- Perform three drops of the head form from the same height onto the same location on the surface so that the impact centres for the three drops are as close as possible to the same point on the surface.
- Calculate the HIC for each individual impact using the formula below, where:
- Where t1 and t2 are the initial and final times (in seconds) of the interval during which HIC attains maximum value, and acceleration a is measured in terms of g.
- If t2 - tl < 3ms then the impact will be considered invalid and the test will be restarted for that drop height on an area which has had no previous testing completed on it for that location
- Use the largest HIC value of the three calculated as the characteristic HIC value for that drop height.
- The drop height (in mm) and the three HIC values calculated must be recorded
- PROCEDURE B
- Perform one drop of the head form from the drop height onto a point on the surface
- Calculate the HIC for this impact using the equation specified in 3.3.1 above
- Use this HIC value calculated as the characteristic HIC value for that drop height
- The height and HIC calculated must be recorded
- PROCEDURE A
- Calculate the characteristic HIC for four separate heights ensuring that the following has been achieved:
- The lowest and highest drop height are not more than 1,000mm apart
- There is at least 150mm difference between all individual drop heights
- There must be two drop heights with a characteristic HIC value greater than 1,000 and two drop heights with a characteristic HIC value less than 1,000.
- There must be no characteristic HIC values between 975 and 1,025.
- The impact centre for a given drop height test must be at least 200mm from the impact centre of any other drop height test, in instances where there is significant displacement of infill, this should be increased at the operator’s discretion
- All impact centres for a given test location must be within a square area of side 1,000mm.
- No impact centre must be closer that 150mm from the edge of the surface
- When the characteristic HIC for all four drop heights have been calculated plot the drop height (x-axis) against the characteristic Using a linear regression model (with the y-intercept calculated normally) determine the drop height at which the HIC value is predicted to be equal to 1,000.

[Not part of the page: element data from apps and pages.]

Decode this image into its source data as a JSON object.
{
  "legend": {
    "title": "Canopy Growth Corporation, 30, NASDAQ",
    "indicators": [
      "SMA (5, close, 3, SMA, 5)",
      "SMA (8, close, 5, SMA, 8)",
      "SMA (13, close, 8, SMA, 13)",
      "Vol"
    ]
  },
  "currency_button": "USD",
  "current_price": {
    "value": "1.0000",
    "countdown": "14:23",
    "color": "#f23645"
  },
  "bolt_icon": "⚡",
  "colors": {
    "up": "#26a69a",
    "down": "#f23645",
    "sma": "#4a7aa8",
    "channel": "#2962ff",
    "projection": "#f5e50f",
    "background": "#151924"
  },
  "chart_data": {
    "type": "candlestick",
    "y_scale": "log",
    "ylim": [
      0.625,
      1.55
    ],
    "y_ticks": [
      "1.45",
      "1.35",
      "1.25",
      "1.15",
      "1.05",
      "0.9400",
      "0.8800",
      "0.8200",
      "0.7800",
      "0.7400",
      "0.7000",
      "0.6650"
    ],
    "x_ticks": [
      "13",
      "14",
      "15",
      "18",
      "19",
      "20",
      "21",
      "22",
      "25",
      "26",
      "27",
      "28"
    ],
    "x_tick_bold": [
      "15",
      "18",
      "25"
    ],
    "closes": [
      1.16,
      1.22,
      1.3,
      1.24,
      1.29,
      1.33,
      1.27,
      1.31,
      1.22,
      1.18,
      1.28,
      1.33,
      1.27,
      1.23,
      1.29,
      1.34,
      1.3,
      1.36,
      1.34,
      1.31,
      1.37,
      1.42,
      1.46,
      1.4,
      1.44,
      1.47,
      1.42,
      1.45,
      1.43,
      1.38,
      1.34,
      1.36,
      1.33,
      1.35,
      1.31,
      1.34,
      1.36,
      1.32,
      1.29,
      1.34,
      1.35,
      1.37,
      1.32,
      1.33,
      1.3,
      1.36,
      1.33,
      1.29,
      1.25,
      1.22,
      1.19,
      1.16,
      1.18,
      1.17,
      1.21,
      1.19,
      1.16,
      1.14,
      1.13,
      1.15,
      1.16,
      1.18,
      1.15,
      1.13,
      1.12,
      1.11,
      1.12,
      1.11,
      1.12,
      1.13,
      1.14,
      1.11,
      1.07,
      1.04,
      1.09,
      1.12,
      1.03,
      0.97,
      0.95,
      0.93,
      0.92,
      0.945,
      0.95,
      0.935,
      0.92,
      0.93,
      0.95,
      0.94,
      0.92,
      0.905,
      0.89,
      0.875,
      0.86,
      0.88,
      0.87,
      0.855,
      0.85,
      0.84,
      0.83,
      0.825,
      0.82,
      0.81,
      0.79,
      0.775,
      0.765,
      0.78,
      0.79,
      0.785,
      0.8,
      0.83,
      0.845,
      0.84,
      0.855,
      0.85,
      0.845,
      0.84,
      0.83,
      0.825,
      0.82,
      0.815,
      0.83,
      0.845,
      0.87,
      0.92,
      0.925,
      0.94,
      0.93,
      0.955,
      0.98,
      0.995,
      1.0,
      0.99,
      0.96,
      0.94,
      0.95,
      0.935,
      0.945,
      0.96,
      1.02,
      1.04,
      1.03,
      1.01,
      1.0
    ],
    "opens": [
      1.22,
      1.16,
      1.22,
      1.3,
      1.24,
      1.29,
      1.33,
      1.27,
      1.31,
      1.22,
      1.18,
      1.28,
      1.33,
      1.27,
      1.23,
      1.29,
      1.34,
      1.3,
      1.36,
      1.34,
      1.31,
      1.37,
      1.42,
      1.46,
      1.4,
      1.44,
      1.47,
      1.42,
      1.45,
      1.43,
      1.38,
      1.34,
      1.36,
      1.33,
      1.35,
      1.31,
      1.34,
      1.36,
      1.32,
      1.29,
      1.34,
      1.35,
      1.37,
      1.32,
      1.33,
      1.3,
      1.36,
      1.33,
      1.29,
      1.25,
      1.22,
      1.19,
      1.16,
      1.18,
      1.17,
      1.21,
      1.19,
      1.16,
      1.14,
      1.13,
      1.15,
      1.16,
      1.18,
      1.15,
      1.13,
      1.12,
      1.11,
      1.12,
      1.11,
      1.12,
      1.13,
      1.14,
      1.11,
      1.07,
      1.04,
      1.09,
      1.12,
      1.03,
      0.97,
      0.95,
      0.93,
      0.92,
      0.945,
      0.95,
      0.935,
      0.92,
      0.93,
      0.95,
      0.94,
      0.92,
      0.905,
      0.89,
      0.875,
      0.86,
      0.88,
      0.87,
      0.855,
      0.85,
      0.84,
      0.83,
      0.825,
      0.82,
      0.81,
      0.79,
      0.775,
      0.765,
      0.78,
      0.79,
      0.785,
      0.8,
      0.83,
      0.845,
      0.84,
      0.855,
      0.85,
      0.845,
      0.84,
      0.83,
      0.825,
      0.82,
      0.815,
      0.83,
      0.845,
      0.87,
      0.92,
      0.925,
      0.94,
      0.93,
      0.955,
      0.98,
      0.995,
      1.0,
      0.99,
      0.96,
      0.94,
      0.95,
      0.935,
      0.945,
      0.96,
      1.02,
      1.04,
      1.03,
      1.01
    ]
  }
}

- This drop height is the Critical Fall Height (CFH).
4. Laboratory testing:
- For laboratory testing on a sample size smaller than 0.64m2 it is permissible to use the following method:
- Using a drop height equal to the minimum CFH requirement specified use Method A in 3.3.1 above to calculate the characteristic HIC value for that drop height
- If this characteristic HIC value is less than 1,000 then the test is deemed to have passed the requirement.
- If this characteristic HIC value is ≥1,000 then the test is deemed to have failed.
5. Expression of results
- The following information must be reported for each test location:
- The four drop heights used (in mm)
- The HIC calculated for each drop at each of the four drop heights
- The characteristic HIC for each of the four drop heights
- The Critical Fall Height (in mm) determined
6. Normative references
EN 1177 - Impact attenuating playground surfacing — Methods of test for determination of impact attenuation
ISO 17025 - General requirements for the competence of testing and calibration laboratories
ISO 6487 – Road vehicles – measurement of impact velocity instrumentation
EN 12504-2 – Testing concrete in structures -Part 2: Non-destructive testing – Determination of rebound number.